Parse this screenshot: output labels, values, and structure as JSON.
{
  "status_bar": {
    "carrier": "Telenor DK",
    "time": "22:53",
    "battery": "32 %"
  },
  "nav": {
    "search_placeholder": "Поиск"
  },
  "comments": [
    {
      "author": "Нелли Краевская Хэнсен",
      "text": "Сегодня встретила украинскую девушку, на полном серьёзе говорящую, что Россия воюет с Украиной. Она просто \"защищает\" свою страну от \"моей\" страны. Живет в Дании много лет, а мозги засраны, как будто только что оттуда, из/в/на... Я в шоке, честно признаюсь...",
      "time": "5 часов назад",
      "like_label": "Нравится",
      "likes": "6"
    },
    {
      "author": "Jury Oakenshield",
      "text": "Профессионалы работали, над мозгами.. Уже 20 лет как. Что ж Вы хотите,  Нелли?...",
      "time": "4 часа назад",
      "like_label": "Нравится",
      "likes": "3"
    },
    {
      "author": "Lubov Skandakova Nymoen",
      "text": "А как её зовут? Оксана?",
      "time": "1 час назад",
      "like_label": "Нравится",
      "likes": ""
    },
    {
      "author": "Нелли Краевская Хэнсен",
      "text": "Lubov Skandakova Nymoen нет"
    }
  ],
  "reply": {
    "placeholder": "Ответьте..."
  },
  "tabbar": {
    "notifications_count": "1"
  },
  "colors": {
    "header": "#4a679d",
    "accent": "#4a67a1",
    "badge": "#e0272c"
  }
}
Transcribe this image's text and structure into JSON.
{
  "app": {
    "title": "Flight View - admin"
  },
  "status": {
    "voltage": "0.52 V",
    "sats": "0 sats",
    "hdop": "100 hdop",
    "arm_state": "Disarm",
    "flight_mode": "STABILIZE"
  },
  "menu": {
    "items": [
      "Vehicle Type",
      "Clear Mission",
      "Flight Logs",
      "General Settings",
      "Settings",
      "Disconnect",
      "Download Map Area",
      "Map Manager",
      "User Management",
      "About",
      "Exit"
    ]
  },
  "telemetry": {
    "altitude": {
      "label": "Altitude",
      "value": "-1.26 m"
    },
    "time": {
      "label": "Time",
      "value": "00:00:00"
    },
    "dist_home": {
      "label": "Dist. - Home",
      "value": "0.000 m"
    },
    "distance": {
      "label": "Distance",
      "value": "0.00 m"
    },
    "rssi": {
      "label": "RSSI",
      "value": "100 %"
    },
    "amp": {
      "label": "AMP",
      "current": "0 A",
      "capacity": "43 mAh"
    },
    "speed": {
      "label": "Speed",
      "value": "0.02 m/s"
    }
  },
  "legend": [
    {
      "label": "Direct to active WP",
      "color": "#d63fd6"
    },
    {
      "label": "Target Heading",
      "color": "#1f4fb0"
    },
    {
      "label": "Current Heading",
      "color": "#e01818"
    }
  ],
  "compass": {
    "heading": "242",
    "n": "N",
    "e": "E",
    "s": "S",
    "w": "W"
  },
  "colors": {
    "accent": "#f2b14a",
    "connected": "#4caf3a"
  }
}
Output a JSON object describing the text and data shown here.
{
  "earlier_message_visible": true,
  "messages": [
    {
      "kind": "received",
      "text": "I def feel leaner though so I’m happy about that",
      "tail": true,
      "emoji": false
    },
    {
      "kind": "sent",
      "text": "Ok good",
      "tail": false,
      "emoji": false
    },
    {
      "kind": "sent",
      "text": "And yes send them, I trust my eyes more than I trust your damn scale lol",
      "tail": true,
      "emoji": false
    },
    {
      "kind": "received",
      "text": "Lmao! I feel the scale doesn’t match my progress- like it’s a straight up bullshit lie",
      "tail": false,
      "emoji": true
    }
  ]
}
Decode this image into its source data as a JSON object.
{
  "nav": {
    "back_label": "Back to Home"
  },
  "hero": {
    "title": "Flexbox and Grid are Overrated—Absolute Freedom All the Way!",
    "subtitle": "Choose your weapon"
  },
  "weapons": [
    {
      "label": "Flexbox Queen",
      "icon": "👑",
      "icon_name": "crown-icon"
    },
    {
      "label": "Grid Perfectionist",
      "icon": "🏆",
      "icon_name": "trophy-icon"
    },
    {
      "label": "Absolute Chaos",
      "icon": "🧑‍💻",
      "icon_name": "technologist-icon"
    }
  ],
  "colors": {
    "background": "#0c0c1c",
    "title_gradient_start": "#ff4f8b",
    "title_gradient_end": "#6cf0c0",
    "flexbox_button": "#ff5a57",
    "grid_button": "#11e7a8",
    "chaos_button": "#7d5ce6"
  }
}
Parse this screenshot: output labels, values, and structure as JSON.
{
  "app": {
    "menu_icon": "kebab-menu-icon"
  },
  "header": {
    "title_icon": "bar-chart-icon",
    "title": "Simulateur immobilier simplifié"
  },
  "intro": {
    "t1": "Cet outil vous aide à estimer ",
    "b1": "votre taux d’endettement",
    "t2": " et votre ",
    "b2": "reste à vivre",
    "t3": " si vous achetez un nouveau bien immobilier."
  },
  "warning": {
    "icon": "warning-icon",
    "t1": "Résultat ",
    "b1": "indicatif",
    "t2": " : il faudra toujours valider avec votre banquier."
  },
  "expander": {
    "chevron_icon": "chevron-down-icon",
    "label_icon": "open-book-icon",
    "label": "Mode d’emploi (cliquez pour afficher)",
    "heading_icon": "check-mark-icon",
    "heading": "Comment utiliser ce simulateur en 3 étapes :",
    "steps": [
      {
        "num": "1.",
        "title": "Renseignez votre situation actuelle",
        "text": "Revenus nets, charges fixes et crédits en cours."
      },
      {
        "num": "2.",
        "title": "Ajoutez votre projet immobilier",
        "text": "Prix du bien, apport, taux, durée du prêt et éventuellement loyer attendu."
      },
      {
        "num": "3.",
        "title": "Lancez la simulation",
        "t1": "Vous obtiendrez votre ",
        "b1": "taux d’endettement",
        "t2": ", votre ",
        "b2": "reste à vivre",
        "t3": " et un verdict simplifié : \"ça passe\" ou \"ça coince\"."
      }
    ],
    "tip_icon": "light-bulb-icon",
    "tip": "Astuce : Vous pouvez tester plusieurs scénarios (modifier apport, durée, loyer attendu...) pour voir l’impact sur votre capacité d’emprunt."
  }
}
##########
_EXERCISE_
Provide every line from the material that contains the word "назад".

_RESPONSE BOX_
      "time": "5 часов назад",
      "time": "4 часа назад",
      "time": "1 час назад",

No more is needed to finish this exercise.